The Ethiopian government imposed a trade and commercial blockade on much of the affected region and expelled the International Committee of the Red Cross from Ethiopia’s Somali Region in July.
Although Ethiopia and the UN recently signed an agreement to increase humanitarian assistance to civilians in the country’s Somali Region, there are credible reports of ongoing abuses.
Human Rights Watch welcomed UN Under-Secretary-General John Holmes’s visit to the region and his call for further investigation of abuses in the Ogaden.
“Improving civilian access to humanitarian assistance in the Ogaden is a positive step,” said Crawshaw. “But unless the Ethiopian government lifts the trade blockade, ends these appalling crimes, and ensures accountability, it will be too little, too late.”

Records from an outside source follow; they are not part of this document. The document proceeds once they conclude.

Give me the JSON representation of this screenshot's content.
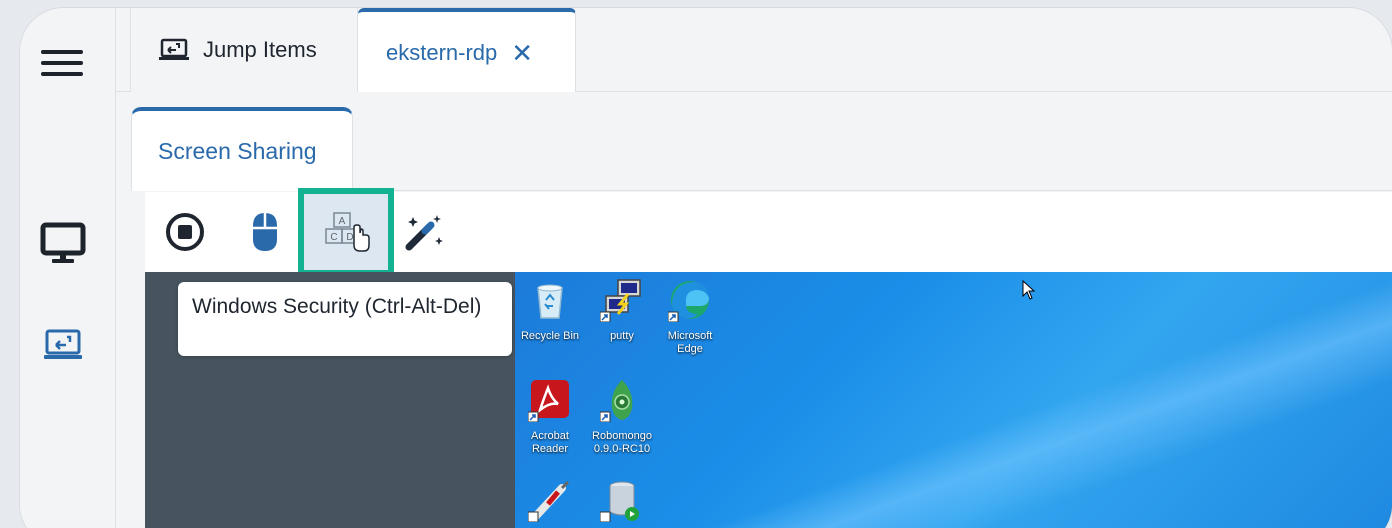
{
  "tabs": {
    "jump_items": "Jump Items",
    "session": "ekstern-rdp",
    "close": "✕"
  },
  "subtab": {
    "label": "Screen Sharing"
  },
  "toolbar": {
    "tooltip": "Windows Security (Ctrl-Alt-Del)",
    "keys_top": "A",
    "keys_left": "C",
    "keys_right": "D"
  },
  "desktop_icons": {
    "recycle": "Recycle Bin",
    "putty": "putty",
    "edge": "Microsoft Edge",
    "acrobat": "Acrobat Reader",
    "robomongo": "Robomongo 0.9.0-RC10"
  },
  "colors": {
    "accent": "#2a6aab",
    "highlight": "#12b293",
    "remote_bg": "#47545f"
  }
}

WHY THIS HAS HAPPENED:
A blind alley
So why didn't Ethiopia's allies - the European Union, Britain and the United States, who provide Ethiopia with millions of dollars' worth of development assistance each year and who are also providing substantial support to the TFG - do more to stop these violations?
The answer is as depressing as it is obvious. Ethiopia and its Somali proxies, including a large number of warlords with notorious records of abuse from earlier conflicts, are perceived by the EU and US government as key allies in the "war on terror" and are doing the west's dirty work against Somalia's Islamists. Behind the scenes the US has been helping the Ethiopian military effort and interrogating suspects in Ethiopian detention.

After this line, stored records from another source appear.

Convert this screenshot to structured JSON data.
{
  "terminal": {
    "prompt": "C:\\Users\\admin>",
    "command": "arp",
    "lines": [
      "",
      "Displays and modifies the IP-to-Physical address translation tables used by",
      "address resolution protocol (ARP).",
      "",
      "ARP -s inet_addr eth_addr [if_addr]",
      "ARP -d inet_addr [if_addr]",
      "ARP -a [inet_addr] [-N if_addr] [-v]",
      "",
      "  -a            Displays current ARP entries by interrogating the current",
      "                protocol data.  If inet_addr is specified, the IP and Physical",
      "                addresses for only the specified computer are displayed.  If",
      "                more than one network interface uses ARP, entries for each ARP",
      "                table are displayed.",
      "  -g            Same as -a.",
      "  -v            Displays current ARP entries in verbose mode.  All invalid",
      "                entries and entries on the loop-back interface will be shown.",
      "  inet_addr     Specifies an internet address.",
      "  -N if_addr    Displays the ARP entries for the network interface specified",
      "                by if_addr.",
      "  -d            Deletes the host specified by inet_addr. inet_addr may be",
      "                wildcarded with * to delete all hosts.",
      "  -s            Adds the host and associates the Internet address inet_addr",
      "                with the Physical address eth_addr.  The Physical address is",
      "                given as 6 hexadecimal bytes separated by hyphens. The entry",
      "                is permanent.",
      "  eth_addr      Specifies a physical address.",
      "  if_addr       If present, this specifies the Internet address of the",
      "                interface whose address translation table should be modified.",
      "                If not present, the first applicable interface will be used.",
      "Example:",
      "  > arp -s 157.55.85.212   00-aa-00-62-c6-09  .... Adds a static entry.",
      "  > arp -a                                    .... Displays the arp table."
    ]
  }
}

The "realistic" rationale of western policymakers goes like this: some of the Islamists, whose power the Ethiopians say they are seeking to destroy in Somalia, are aligned with al-Qaida; unless they are defeated the country will be "Talibanised". The apparent conclusion of such reasoning is that rights abuses and violations of the laws of war are regrettable but unavoidable.
This "realistic" approach is dangerously simplistic and shortsighted. There may well be some Al-Qaeda element active in Somalia: that needs to be dealt with. But Somalia is essentially a country of clan politics and the war that Ethiopia and its backers have now precipitated is rapidly evolving into a clan war - broadly pitting the Darod clan which dominates the TFG, against the Hawiye clan which supported the Islamic Courts Union.
There is now a lull in the conflict and Ethiopia claims that its opponents have been defeated. But the armed opposition to Ethiopia and the TFG gains greater support from Somali nationalists and Islamists alike with every day the Ethiopian troops remain on Somali soil. Branding them all as terrorists is inaccurate and misleading. Before they were dislodged by Ethiopia, the Islamists were widely seen by Somalis as having brought more peace and stability to Mogadishu than it had seen for over fifteen years.
The current western-backed Ethiopian approach to Somalia will lead to a mountain of civilian deaths and a litany of abuses. The policy risks precipitating exactly the sort of human-rights disaster in Somalia as the one the west rightly condemns in Darfur. This approach will only strengthen the hand of the extremist minority in Somalia, handing al-Qaida another potential theatre of militant action, and another opportunity to present themselves internationally as defenders of Islam against western aggression.
Washington, London and Brussels are in a blind alley in Somalia. They should rethink a policy which is encouraging serious abuses, and come up with one which prioritizes the protection of civilians. They should start by issuing a clear call to all sides in this conflict to observe and uphold the rules of war and human-rights standards.
TAKEN FROM : Human Rights Watch